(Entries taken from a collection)
################
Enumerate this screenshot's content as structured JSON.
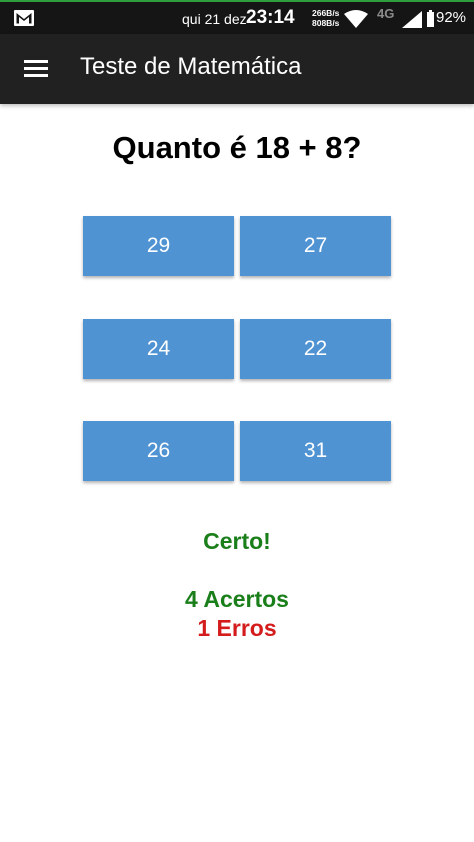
{
  "status_bar": {
    "date": "qui 21 dez",
    "time": "23:14",
    "upload_speed": "266B/s",
    "download_speed": "808B/s",
    "network_type": "4G",
    "battery_percent": "92%",
    "icons": [
      "gmail-icon",
      "wifi-icon",
      "signal-icon",
      "battery-icon"
    ]
  },
  "toolbar": {
    "title": "Teste de Matemática",
    "menu_icon": "hamburger-menu-icon"
  },
  "quiz": {
    "question": "Quanto é 18 + 8?",
    "answers": [
      "29",
      "27",
      "24",
      "22",
      "26",
      "31"
    ],
    "feedback": "Certo!",
    "correct_count": "4 Acertos",
    "wrong_count": "1 Erros"
  },
  "colors": {
    "status_bar_bg": "#151515",
    "toolbar_bg": "#212121",
    "button_bg": "#4f93d2",
    "correct": "#1a7f1a",
    "wrong": "#d41c1c",
    "accent_line": "#2e9e3c"
  }
}
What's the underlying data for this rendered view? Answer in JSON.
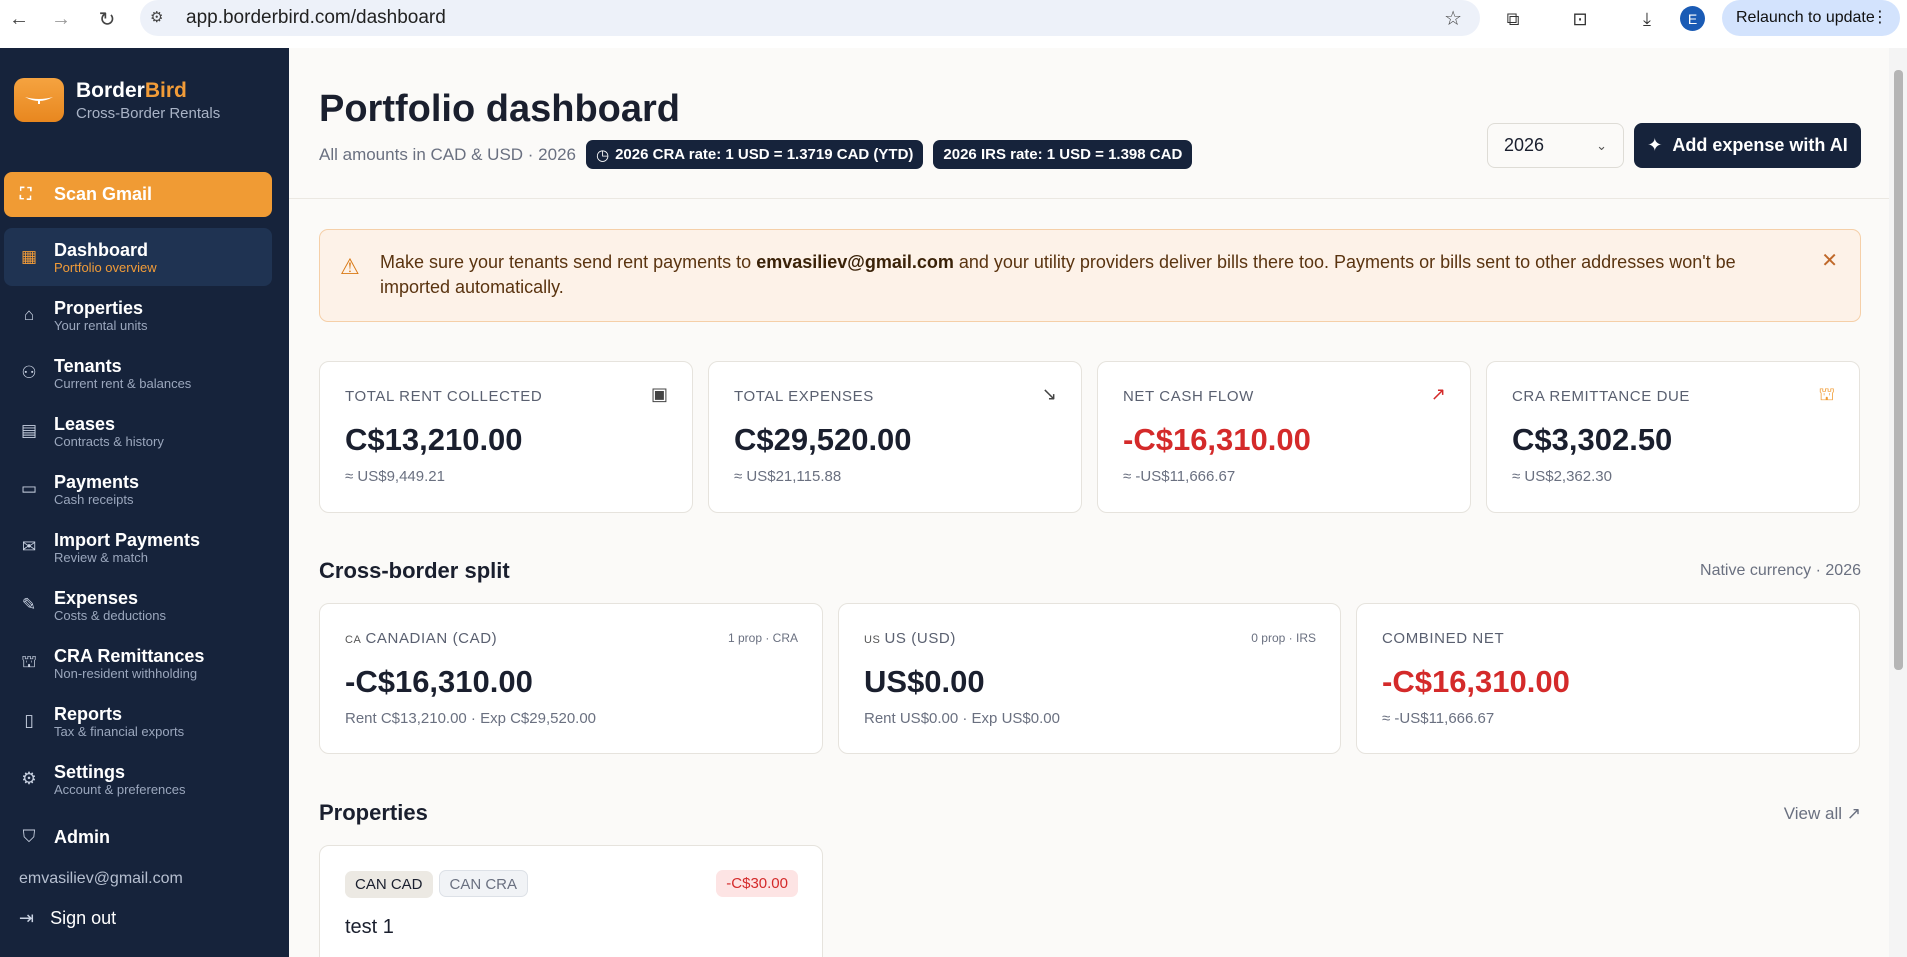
{
  "browser": {
    "url": "app.borderbird.com/dashboard",
    "avatar_letter": "E",
    "relaunch_label": "Relaunch to update"
  },
  "brand": {
    "name_part1": "Border",
    "name_part2": "Bird",
    "tagline": "Cross-Border Rentals"
  },
  "sidebar": {
    "scan_label": "Scan Gmail",
    "items": [
      {
        "label": "Dashboard",
        "sub": "Portfolio overview",
        "icon": "dashboard-icon"
      },
      {
        "label": "Properties",
        "sub": "Your rental units",
        "icon": "home-icon"
      },
      {
        "label": "Tenants",
        "sub": "Current rent & balances",
        "icon": "users-icon"
      },
      {
        "label": "Leases",
        "sub": "Contracts & history",
        "icon": "scroll-icon"
      },
      {
        "label": "Payments",
        "sub": "Cash receipts",
        "icon": "credit-card-icon"
      },
      {
        "label": "Import Payments",
        "sub": "Review & match",
        "icon": "inbox-icon"
      },
      {
        "label": "Expenses",
        "sub": "Costs & deductions",
        "icon": "wrench-icon"
      },
      {
        "label": "CRA Remittances",
        "sub": "Non-resident withholding",
        "icon": "bank-icon"
      },
      {
        "label": "Reports",
        "sub": "Tax & financial exports",
        "icon": "file-icon"
      },
      {
        "label": "Settings",
        "sub": "Account & preferences",
        "icon": "gear-icon"
      },
      {
        "label": "Admin",
        "sub": "",
        "icon": "shield-icon"
      }
    ],
    "email": "emvasiliev@gmail.com",
    "signout_label": "Sign out"
  },
  "header": {
    "title": "Portfolio dashboard",
    "subtitle": "All amounts in CAD & USD · 2026",
    "cra_rate": "2026 CRA rate: 1 USD = 1.3719 CAD (YTD)",
    "irs_rate": "2026 IRS rate: 1 USD = 1.398 CAD",
    "year": "2026",
    "add_expense_label": "Add expense with AI"
  },
  "alert": {
    "text_before": "Make sure your tenants send rent payments to ",
    "email": "emvasiliev@gmail.com",
    "text_after": " and your utility providers deliver bills there too. Payments or bills sent to other addresses won't be imported automatically."
  },
  "stats": [
    {
      "label": "TOTAL RENT COLLECTED",
      "value": "C$13,210.00",
      "sub": "≈ US$9,449.21",
      "icon": "wallet-icon",
      "negative": false
    },
    {
      "label": "TOTAL EXPENSES",
      "value": "C$29,520.00",
      "sub": "≈ US$21,115.88",
      "icon": "trending-down-icon",
      "negative": false
    },
    {
      "label": "NET CASH FLOW",
      "value": "-C$16,310.00",
      "sub": "≈ -US$11,666.67",
      "icon": "trending-up-icon",
      "negative": true
    },
    {
      "label": "CRA REMITTANCE DUE",
      "value": "C$3,302.50",
      "sub": "≈ US$2,362.30",
      "icon": "bank-icon",
      "negative": false
    }
  ],
  "split": {
    "title": "Cross-border split",
    "right": "Native currency · 2026",
    "cards": [
      {
        "flag": "CA",
        "label": "CANADIAN (CAD)",
        "meta": "1 prop · CRA",
        "value": "-C$16,310.00",
        "sub": "Rent C$13,210.00 · Exp C$29,520.00",
        "negative": false
      },
      {
        "flag": "US",
        "label": "US (USD)",
        "meta": "0 prop · IRS",
        "value": "US$0.00",
        "sub": "Rent US$0.00 · Exp US$0.00",
        "negative": false
      },
      {
        "flag": "",
        "label": "COMBINED NET",
        "meta": "",
        "value": "-C$16,310.00",
        "sub": "≈ -US$11,666.67",
        "negative": true
      }
    ]
  },
  "properties": {
    "title": "Properties",
    "view_all": "View all ↗",
    "items": [
      {
        "badge1": "CAN CAD",
        "badge2": "CAN CRA",
        "amount": "-C$30.00",
        "name": "test 1"
      }
    ]
  },
  "colors": {
    "sidebar": "#16233b",
    "accent": "#f09b34",
    "negative": "#d42a2a"
  }
}
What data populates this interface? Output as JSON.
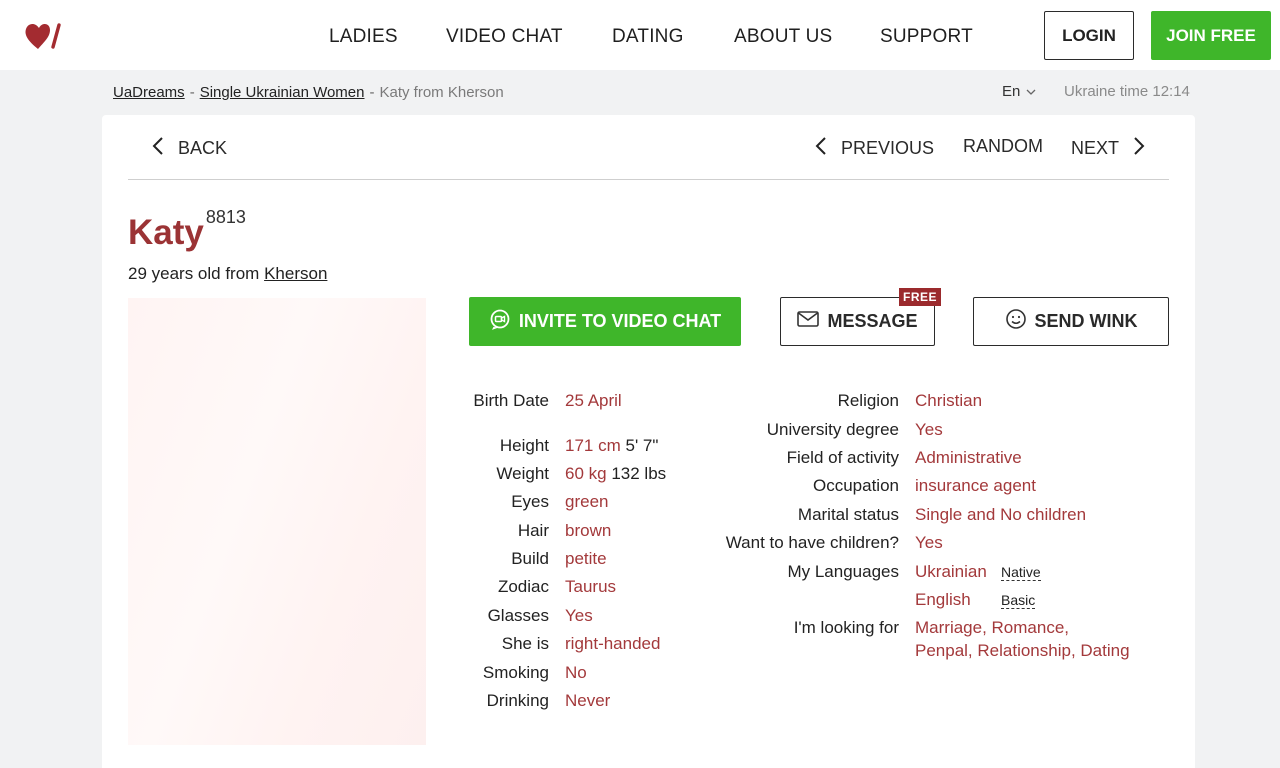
{
  "header": {
    "logo_icon": "heart-slash-logo",
    "nav": [
      "LADIES",
      "VIDEO CHAT",
      "DATING",
      "ABOUT US",
      "SUPPORT"
    ],
    "login_label": "LOGIN",
    "join_label": "JOIN FREE"
  },
  "breadcrumb": {
    "home": "UaDreams",
    "sep": "-",
    "section": "Single Ukrainian Women",
    "current": "Katy from Kherson"
  },
  "language": "En",
  "ukraine_time": "Ukraine time 12:14",
  "pager": {
    "back": "BACK",
    "previous": "PREVIOUS",
    "random": "RANDOM",
    "next": "NEXT"
  },
  "profile": {
    "name": "Katy",
    "id": "8813",
    "age_text": "29 years old from",
    "city": "Kherson"
  },
  "actions": {
    "invite": "INVITE TO VIDEO CHAT",
    "message": "MESSAGE",
    "free_badge": "FREE",
    "wink": "SEND WINK"
  },
  "details_left": [
    {
      "label": "Birth Date",
      "value": "25 April"
    },
    {
      "label": "Height",
      "value": "171 cm",
      "alt": "5' 7\""
    },
    {
      "label": "Weight",
      "value": "60 kg",
      "alt": "132 lbs"
    },
    {
      "label": "Eyes",
      "value": "green"
    },
    {
      "label": "Hair",
      "value": "brown"
    },
    {
      "label": "Build",
      "value": "petite"
    },
    {
      "label": "Zodiac",
      "value": "Taurus"
    },
    {
      "label": "Glasses",
      "value": "Yes"
    },
    {
      "label": "She is",
      "value": "right-handed"
    },
    {
      "label": "Smoking",
      "value": "No"
    },
    {
      "label": "Drinking",
      "value": "Never"
    }
  ],
  "details_right": [
    {
      "label": "Religion",
      "value": "Christian"
    },
    {
      "label": "University degree",
      "value": "Yes"
    },
    {
      "label": "Field of activity",
      "value": "Administrative"
    },
    {
      "label": "Occupation",
      "value": "insurance agent"
    },
    {
      "label": "Marital status",
      "value": "Single and No children"
    },
    {
      "label": "Want to have children?",
      "value": "Yes"
    },
    {
      "label": "My Languages",
      "value": "Ukrainian",
      "level": "Native"
    },
    {
      "label": "",
      "value": "English",
      "level": "Basic"
    },
    {
      "label": "I'm looking for",
      "value": "Marriage, Romance,",
      "value2": "Penpal, Relationship, Dating"
    }
  ],
  "colors": {
    "accent_red": "#9b3335",
    "value_red": "#a3393b",
    "green": "#3fb62a"
  }
}
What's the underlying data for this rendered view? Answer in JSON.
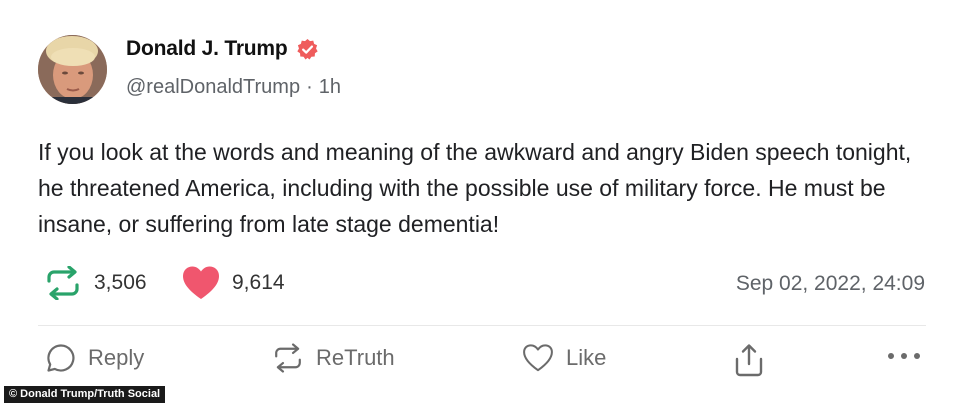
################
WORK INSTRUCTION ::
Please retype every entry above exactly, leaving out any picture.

RESPONSE AREA ::
Enumerate this screenshot's content as structured JSON.
{
  "status_bar": {
    "date": "qui 21 dez",
    "time": "23:14",
    "upload_speed": "266B/s",
    "download_speed": "808B/s",
    "network_type": "4G",
    "battery_percent": "92%",
    "icons": [
      "gmail-icon",
      "wifi-icon",
      "signal-icon",
      "battery-icon"
    ]
  },
  "toolbar": {
    "title": "Teste de Matemática",
    "menu_icon": "hamburger-menu-icon"
  },
  "quiz": {
    "question": "Quanto é 18 + 8?",
    "answers": [
      "29",
      "27",
      "24",
      "22",
      "26",
      "31"
    ],
    "feedback": "Certo!",
    "correct_count": "4 Acertos",
    "wrong_count": "1 Erros"
  },
  "colors": {
    "status_bar_bg": "#151515",
    "toolbar_bg": "#212121",
    "button_bg": "#4f93d2",
    "correct": "#1a7f1a",
    "wrong": "#d41c1c",
    "accent_line": "#2e9e3c"
  }
}
What's the underlying data for this rendered view? Answer in JSON.
{
  "browser": {
    "url": "app.borderbird.com/dashboard",
    "avatar_letter": "E",
    "relaunch_label": "Relaunch to update"
  },
  "brand": {
    "name_part1": "Border",
    "name_part2": "Bird",
    "tagline": "Cross-Border Rentals"
  },
  "sidebar": {
    "scan_label": "Scan Gmail",
    "items": [
      {
        "label": "Dashboard",
        "sub": "Portfolio overview",
        "icon": "dashboard-icon"
      },
      {
        "label": "Properties",
        "sub": "Your rental units",
        "icon": "home-icon"
      },
      {
        "label": "Tenants",
        "sub": "Current rent & balances",
        "icon": "users-icon"
      },
      {
        "label": "Leases",
        "sub": "Contracts & history",
        "icon": "scroll-icon"
      },
      {
        "label": "Payments",
        "sub": "Cash receipts",
        "icon": "credit-card-icon"
      },
      {
        "label": "Import Payments",
        "sub": "Review & match",
        "icon": "inbox-icon"
      },
      {
        "label": "Expenses",
        "sub": "Costs & deductions",
        "icon": "wrench-icon"
      },
      {
        "label": "CRA Remittances",
        "sub": "Non-resident withholding",
        "icon": "bank-icon"
      },
      {
        "label": "Reports",
        "sub": "Tax & financial exports",
        "icon": "file-icon"
      },
      {
        "label": "Settings",
        "sub": "Account & preferences",
        "icon": "gear-icon"
      },
      {
        "label": "Admin",
        "sub": "",
        "icon": "shield-icon"
      }
    ],
    "email": "emvasiliev@gmail.com",
    "signout_label": "Sign out"
  },
  "header": {
    "title": "Portfolio dashboard",
    "subtitle": "All amounts in CAD & USD · 2026",
    "cra_rate": "2026 CRA rate: 1 USD = 1.3719 CAD (YTD)",
    "irs_rate": "2026 IRS rate: 1 USD = 1.398 CAD",
    "year": "2026",
    "add_expense_label": "Add expense with AI"
  },
  "alert": {
    "text_before": "Make sure your tenants send rent payments to ",
    "email": "emvasiliev@gmail.com",
    "text_after": " and your utility providers deliver bills there too. Payments or bills sent to other addresses won't be imported automatically."
  },
  "stats": [
    {
      "label": "TOTAL RENT COLLECTED",
      "value": "C$13,210.00",
      "sub": "≈ US$9,449.21",
      "icon": "wallet-icon",
      "negative": false
    },
    {
      "label": "TOTAL EXPENSES",
      "value": "C$29,520.00",
      "sub": "≈ US$21,115.88",
      "icon": "trending-down-icon",
      "negative": false
    },
    {
      "label": "NET CASH FLOW",
      "value": "-C$16,310.00",
      "sub": "≈ -US$11,666.67",
      "icon": "trending-up-icon",
      "negative": true
    },
    {
      "label": "CRA REMITTANCE DUE",
      "value": "C$3,302.50",
      "sub": "≈ US$2,362.30",
      "icon": "bank-icon",
      "negative": false
    }
  ],
  "split": {
    "title": "Cross-border split",
    "right": "Native currency · 2026",
    "cards": [
      {
        "flag": "CA",
        "label": "CANADIAN (CAD)",
        "meta": "1 prop · CRA",
        "value": "-C$16,310.00",
        "sub": "Rent C$13,210.00 · Exp C$29,520.00",
        "negative": false
      },
      {
        "flag": "US",
        "label": "US (USD)",
        "meta": "0 prop · IRS",
        "value": "US$0.00",
        "sub": "Rent US$0.00 · Exp US$0.00",
        "negative": false
      },
      {
        "flag": "",
        "label": "COMBINED NET",
        "meta": "",
        "value": "-C$16,310.00",
        "sub": "≈ -US$11,666.67",
        "negative": true
      }
    ]
  },
  "properties": {
    "title": "Properties",
    "view_all": "View all ↗",
    "items": [
      {
        "badge1": "CAN CAD",
        "badge2": "CAN CRA",
        "amount": "-C$30.00",
        "name": "test 1"
      }
    ]
  },
  "colors": {
    "sidebar": "#16233b",
    "accent": "#f09b34",
    "negative": "#d42a2a"
  }
}
What data populates this interface? Output as JSON.
{
  "header": {
    "logo_icon": "heart-slash-logo",
    "nav": [
      "LADIES",
      "VIDEO CHAT",
      "DATING",
      "ABOUT US",
      "SUPPORT"
    ],
    "login_label": "LOGIN",
    "join_label": "JOIN FREE"
  },
  "breadcrumb": {
    "home": "UaDreams",
    "sep": "-",
    "section": "Single Ukrainian Women",
    "current": "Katy from Kherson"
  },
  "language": "En",
  "ukraine_time": "Ukraine time 12:14",
  "pager": {
    "back": "BACK",
    "previous": "PREVIOUS",
    "random": "RANDOM",
    "next": "NEXT"
  },
  "profile": {
    "name": "Katy",
    "id": "8813",
    "age_text": "29 years old from",
    "city": "Kherson"
  },
  "actions": {
    "invite": "INVITE TO VIDEO CHAT",
    "message": "MESSAGE",
    "free_badge": "FREE",
    "wink": "SEND WINK"
  },
  "details_left": [
    {
      "label": "Birth Date",
      "value": "25 April"
    },
    {
      "label": "Height",
      "value": "171 cm",
      "alt": "5' 7\""
    },
    {
      "label": "Weight",
      "value": "60 kg",
      "alt": "132 lbs"
    },
    {
      "label": "Eyes",
      "value": "green"
    },
    {
      "label": "Hair",
      "value": "brown"
    },
    {
      "label": "Build",
      "value": "petite"
    },
    {
      "label": "Zodiac",
      "value": "Taurus"
    },
    {
      "label": "Glasses",
      "value": "Yes"
    },
    {
      "label": "She is",
      "value": "right-handed"
    },
    {
      "label": "Smoking",
      "value": "No"
    },
    {
      "label": "Drinking",
      "value": "Never"
    }
  ],
  "details_right": [
    {
      "label": "Religion",
      "value": "Christian"
    },
    {
      "label": "University degree",
      "value": "Yes"
    },
    {
      "label": "Field of activity",
      "value": "Administrative"
    },
    {
      "label": "Occupation",
      "value": "insurance agent"
    },
    {
      "label": "Marital status",
      "value": "Single and No children"
    },
    {
      "label": "Want to have children?",
      "value": "Yes"
    },
    {
      "label": "My Languages",
      "value": "Ukrainian",
      "level": "Native"
    },
    {
      "label": "",
      "value": "English",
      "level": "Basic"
    },
    {
      "label": "I'm looking for",
      "value": "Marriage, Romance,",
      "value2": "Penpal, Relationship, Dating"
    }
  ],
  "colors": {
    "accent_red": "#9b3335",
    "value_red": "#a3393b",
    "green": "#3fb62a"
  }
}
What's the underlying data for this rendered view? Answer in JSON.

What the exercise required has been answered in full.